Standardized testing for seniors?!

Michelle Balmeo

150 seniors will be subjected to taking standardized testing their senior year to represent MVHS in a national education report

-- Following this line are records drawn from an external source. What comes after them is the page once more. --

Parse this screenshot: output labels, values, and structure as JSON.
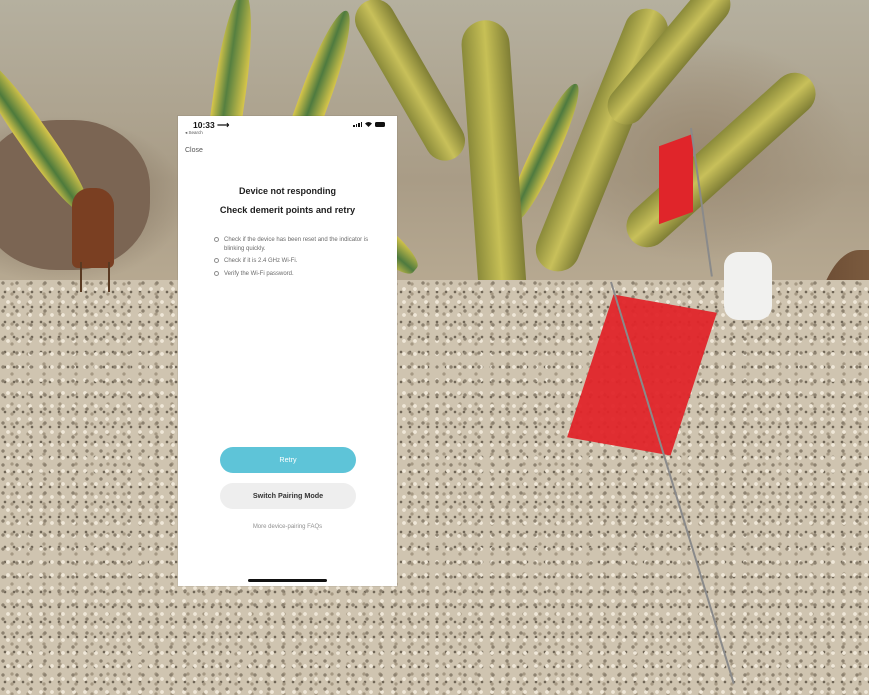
{
  "status_bar": {
    "time": "10:33 ⟶",
    "back_label": "◂ Search",
    "icons": [
      "signal-icon",
      "wifi-icon",
      "battery-icon"
    ]
  },
  "nav": {
    "close_label": "Close"
  },
  "content": {
    "title_line1": "Device not responding",
    "title_line2": "Check demerit points and retry",
    "tips": [
      "Check if the device has been reset and the indicator is blinking quickly.",
      "Check if it is 2.4 GHz Wi-Fi.",
      "Verify the Wi-Fi password."
    ]
  },
  "actions": {
    "retry_label": "Retry",
    "switch_label": "Switch Pairing Mode",
    "faq_label": "More device-pairing FAQs"
  },
  "colors": {
    "accent": "#5ec4d8",
    "secondary_button": "#eeeeee",
    "flag": "#e0252a"
  }
}
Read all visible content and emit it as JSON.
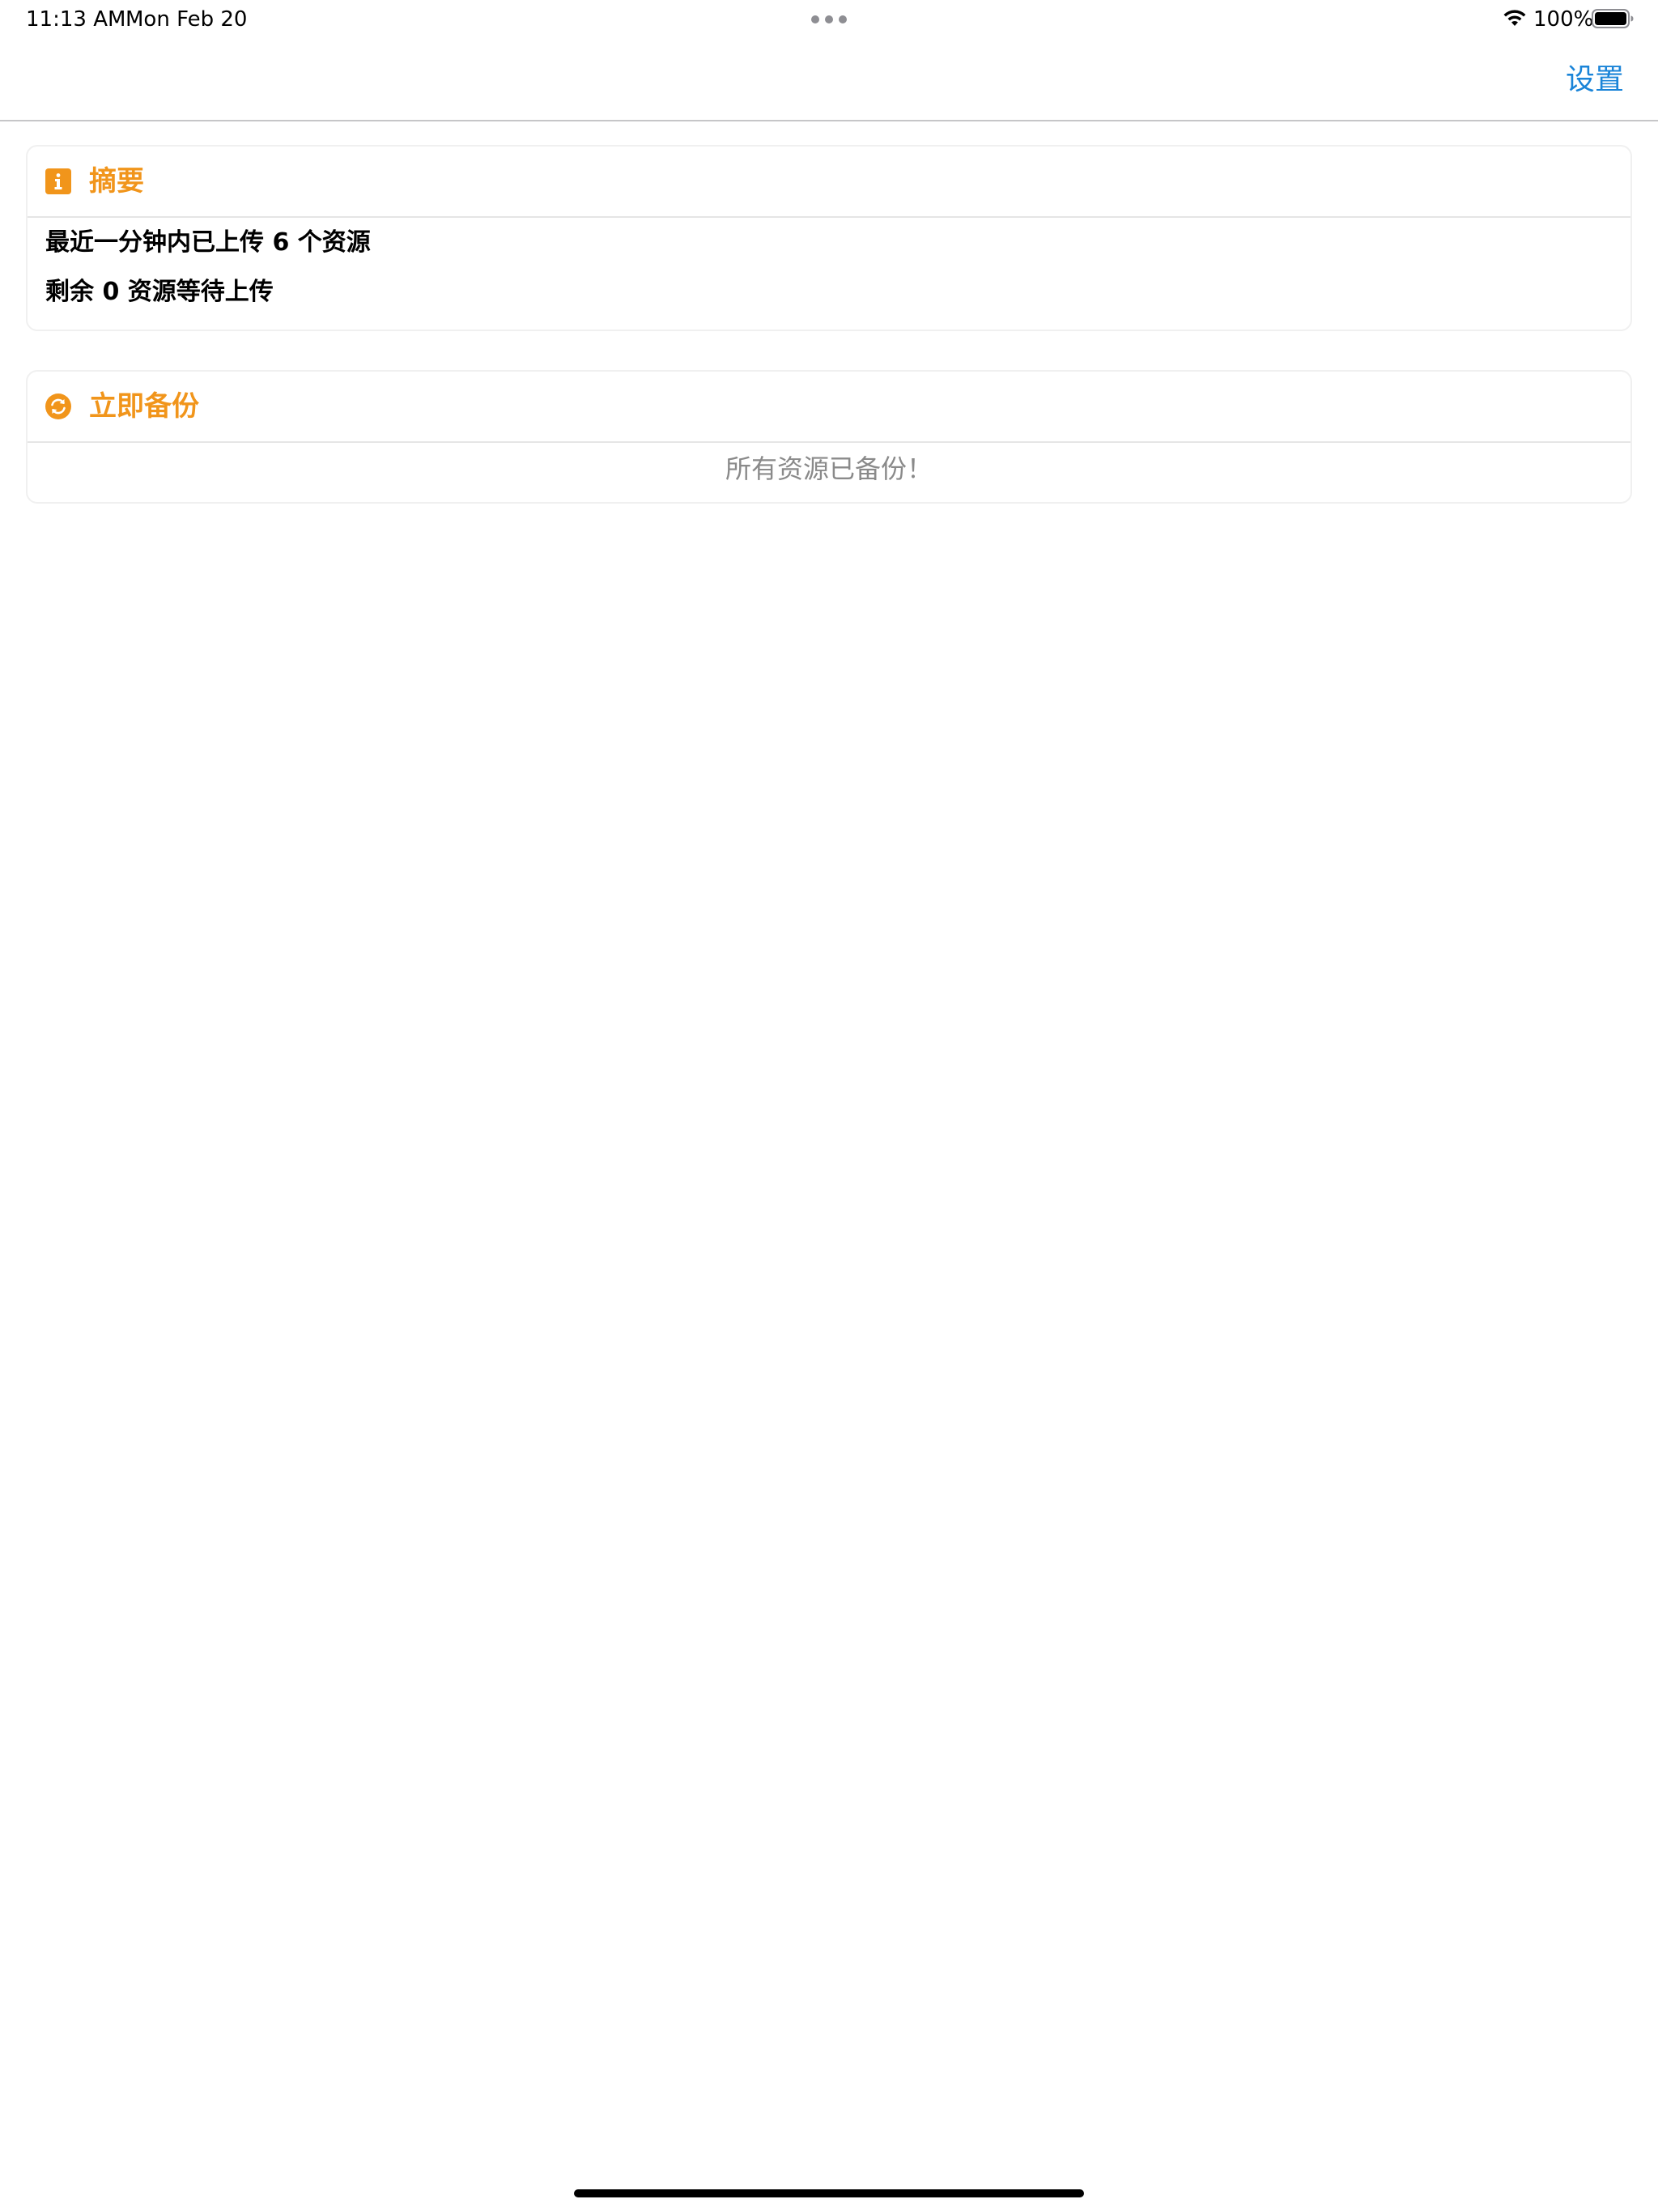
{
  "status_bar": {
    "time": "11:13 AM",
    "date": "Mon Feb 20",
    "battery": "100%",
    "icons": [
      "multitask-dots-icon",
      "wifi-icon",
      "battery-icon"
    ]
  },
  "nav": {
    "settings_label": "设置",
    "settings_color": "#1a84d8"
  },
  "summary": {
    "icon": "info-icon",
    "title": "摘要",
    "line1": "最近一分钟内已上传 6 个资源",
    "line2": "剩余 0 资源等待上传"
  },
  "backup": {
    "icon": "sync-icon",
    "title": "立即备份",
    "message": "所有资源已备份！"
  },
  "colors": {
    "accent": "#f1951b",
    "link": "#1a84d8",
    "muted_text": "#8a8a8a"
  }
}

It may be the second semester, but seniors aren't finished with their high school careers just yet. On Jan. 29, 150 randomly selected seniors will take part in the National Assessment of Education Progress (NAEP) for the first time, representing Monta Vista in a national standardized test.

 

The NAEP was created in 1969 to measure academic achievement across the U.S. Results from the test are published in the National Report Card, which is then used by policymakers and researchers to answer questions about the state of American education.Image

 

Typically, the NAEP for 12th grade is administered on a national level. That is, the results comparing individual states are not published. But this year's seniors will be the first to take the test at the state level as well.

 

"It's an honor—we're the only school in our district and one of 50 high schools in California chosen," assistant principal Brad Metheany said. "Indirectly, our 150 seniors will represent students from around the nation."

 

The randomly selected seniors will be split into three groups, each taking one of three sections of the test: English, science, or math. By forming three groups, the NAEP can evaluate many sections in depth without taking up too much school time.

 

Though state standardized tests like the STAR test and CAHSEE also measure student proficiency, tested material and difficulty level varies from state to state. The NAEP provides a single measure for the entire nation. Even so, many students find the testing redundant.

 

"I don't really like standardized testing," senior Vibhor Jain said. "It can never test for all our curriculum. I think the solution [for improving our schools] lies within the communities themselves, not at the national level."

 

Whether second-semester seniors will take the test seriously is yet to be seen. To provide an incentive to do well and also to thank the test takers for their time, the administration has prepared a "valuable prize" for each student who takes the NAEP, consisting of a one-day parking pass for the front of the school and bottle of Gatorade.

 

As for now, some seniors remain unenthusiastic in the face of yet another test.

 

"It's kind of like the SATs," senior Austin Ying said, "except it's not the SATs and you still have to do it."